Did the cultivators learn their lesson?
What do you think?
Today, the Cavendish is the banana of choice in the West. It is shorter than other banana plants, and therefore requires less support to cultivate. It accounts for 50 percent of the world’s banana cultivation, and 99 percent of the bananas eaten in my country are Cavendishes. This is so short-sighted. After all, there are more than a thousand varieties of edible bananas cultivated throughout the world. Our one-size fits all consumerist attitude, and our obsession with uniformity (political as well as botanical) has affected what is planted (and “planted politically”) the world over. It makes no scientific, nutritional (or political) sense.
And now, a cousin of the fungus that drove the Gran Michel off the shelves is threatening the Cavendish. Since the bananas are genetically identical to each other, this means that the Cavendish will disappear within the next decade. Large corporate concerns like Monsanto must see this as an opportunity to gain public relations points by modifying a disease-resistant variety of the Cavendish.
All we have to do is accept several different bananas. Is that so hard?

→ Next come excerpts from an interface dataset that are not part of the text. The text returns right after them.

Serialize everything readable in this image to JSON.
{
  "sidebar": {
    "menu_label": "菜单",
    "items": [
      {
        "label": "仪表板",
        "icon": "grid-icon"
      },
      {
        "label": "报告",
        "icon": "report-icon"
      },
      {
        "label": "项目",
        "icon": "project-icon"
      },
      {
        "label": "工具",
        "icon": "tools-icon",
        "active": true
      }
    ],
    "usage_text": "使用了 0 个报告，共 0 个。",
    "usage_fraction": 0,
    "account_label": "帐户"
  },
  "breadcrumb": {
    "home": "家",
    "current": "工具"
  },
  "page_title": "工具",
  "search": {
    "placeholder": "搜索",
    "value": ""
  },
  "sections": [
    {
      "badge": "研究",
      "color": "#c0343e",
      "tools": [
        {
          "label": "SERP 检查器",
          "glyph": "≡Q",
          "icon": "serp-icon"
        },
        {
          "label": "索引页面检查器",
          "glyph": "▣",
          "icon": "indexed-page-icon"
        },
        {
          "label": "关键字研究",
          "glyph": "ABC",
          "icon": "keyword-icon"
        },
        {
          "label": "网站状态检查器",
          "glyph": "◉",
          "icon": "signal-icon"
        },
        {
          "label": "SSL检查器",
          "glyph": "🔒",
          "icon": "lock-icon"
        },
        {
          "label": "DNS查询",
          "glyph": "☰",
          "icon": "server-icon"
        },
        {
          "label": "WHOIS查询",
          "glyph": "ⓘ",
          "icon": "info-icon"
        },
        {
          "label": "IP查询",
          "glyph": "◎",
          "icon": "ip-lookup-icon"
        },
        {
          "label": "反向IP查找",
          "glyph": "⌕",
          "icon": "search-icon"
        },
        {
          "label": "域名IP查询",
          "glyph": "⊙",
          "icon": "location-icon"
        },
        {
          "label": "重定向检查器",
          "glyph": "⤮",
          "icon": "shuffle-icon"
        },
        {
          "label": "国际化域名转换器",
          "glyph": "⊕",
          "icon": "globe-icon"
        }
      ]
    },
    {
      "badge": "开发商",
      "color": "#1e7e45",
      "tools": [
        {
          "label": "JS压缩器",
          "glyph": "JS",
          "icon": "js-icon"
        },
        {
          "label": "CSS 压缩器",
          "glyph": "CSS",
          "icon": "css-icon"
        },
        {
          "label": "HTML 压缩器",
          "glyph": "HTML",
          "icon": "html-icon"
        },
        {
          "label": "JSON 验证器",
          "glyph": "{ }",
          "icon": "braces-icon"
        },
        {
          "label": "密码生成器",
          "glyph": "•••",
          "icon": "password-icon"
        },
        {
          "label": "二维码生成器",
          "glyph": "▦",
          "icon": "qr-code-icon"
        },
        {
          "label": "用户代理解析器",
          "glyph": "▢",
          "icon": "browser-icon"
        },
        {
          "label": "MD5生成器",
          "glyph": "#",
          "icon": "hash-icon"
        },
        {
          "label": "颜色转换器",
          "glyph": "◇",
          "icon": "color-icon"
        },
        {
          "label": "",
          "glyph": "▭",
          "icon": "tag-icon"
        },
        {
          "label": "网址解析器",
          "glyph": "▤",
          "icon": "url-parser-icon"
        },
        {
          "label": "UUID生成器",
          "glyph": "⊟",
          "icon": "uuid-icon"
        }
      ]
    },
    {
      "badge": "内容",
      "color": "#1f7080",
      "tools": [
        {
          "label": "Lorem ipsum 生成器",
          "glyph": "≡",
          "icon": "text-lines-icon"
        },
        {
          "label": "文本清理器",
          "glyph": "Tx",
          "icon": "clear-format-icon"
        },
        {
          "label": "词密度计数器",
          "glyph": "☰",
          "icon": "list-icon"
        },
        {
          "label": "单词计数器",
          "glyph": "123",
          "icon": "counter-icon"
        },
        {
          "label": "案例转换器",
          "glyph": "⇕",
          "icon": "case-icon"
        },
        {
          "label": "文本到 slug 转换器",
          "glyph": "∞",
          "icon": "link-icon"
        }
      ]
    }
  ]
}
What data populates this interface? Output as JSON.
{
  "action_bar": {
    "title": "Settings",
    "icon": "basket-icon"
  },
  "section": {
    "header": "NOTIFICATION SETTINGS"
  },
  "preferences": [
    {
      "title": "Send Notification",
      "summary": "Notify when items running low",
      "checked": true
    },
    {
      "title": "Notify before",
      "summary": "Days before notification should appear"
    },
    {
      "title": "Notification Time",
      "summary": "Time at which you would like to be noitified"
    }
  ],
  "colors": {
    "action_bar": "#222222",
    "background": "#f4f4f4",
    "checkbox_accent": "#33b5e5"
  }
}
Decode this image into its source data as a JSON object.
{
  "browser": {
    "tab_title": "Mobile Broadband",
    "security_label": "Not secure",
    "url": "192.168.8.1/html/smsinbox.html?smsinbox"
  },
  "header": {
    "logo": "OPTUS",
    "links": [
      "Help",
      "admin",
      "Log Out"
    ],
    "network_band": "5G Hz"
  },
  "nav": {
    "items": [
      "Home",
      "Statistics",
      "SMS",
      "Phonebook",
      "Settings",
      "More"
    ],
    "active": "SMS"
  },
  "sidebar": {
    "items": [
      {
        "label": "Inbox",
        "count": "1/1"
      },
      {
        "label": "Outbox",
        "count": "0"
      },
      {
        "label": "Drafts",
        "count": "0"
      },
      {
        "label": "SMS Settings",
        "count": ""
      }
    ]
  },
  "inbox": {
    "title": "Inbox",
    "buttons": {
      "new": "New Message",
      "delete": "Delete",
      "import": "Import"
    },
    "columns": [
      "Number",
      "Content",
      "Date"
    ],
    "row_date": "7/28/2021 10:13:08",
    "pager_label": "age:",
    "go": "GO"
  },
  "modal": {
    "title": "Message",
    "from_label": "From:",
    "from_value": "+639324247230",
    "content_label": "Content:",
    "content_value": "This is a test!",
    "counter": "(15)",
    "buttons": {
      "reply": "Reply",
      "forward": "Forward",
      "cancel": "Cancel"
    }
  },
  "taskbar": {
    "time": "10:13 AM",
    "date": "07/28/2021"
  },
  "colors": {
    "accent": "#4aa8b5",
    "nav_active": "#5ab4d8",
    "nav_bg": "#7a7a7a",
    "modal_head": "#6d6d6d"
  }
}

In a world where you’re an Islamist or Western, AL or BNP, Conservative or Liberal, Republican or Democrat, the patience for subtle differences has vanished. Why? It’s because the more amiable differences you can admit to between people, the more difficult it is to market to any given group. It’s hard to say, “well, the BNP has made some bad choices on certain issues, it has picked its allies unwisely at times, and if I were a minority person living in Bangladesh, I would be frightened of the BNP’s power, but the AL seems too subservient to India.” Can you say “I’m with the BNP on some issues, and with the AL on others”, or even more productively, “I’m some other, very different party. I’m a party of ten or twelve people who share certain core ideas, but I’m willing to listen to the ideas of everyone else.”
See, politics is like the Cavendish. The monoculture of political ideas eventually breeds very particular fungus.
The more ideology based political parties take root, the less corruption can spread. Corruption-resistant varieties can take hold and thrive, especially when those varieties are willing to share space with many other cultivars. This was the whole idea of the Parliamentary system of government.
The American geopolitics of “US and THEM”, be it Cold War or anti Islamist, creates the kind of environment in which the spores of human misery can feed. We deprive ourselves of a variety of new flavours for fear of the unknown. We “refuse to negotiate with terrorists”. We dismiss people who don’t share our ideas as superstitious and backward. Natural variance of human thought rots on the vine and the pestilence of despair soon takes over.
So I grab a banana, and I peel and eat it. The banana is a much more fairly traded item with real benefits for planters than, say chocolate. The banana somehow harkens to my simian roots, reminds me of the way my grandmother used to resolve any differences I had with her in evolutionary terms.
“I’m a monkey, you’re a monkey.” Perhaps before they engage in any sort of political standoff, our leaders should eat a banana, and remind themselves that whatever else is true, we are, ourselves, just like the Cavendish, a seven billion strong monoculture of primates, all pretty much genetically identical, and subject to the same weaknesses, be they physical or political.
Frank Domenico Cipriani is a writer and a friend of Bangladesh. He is also the founder and CEO of The Gatherer Institute — a not-for-profit public charity in the USA.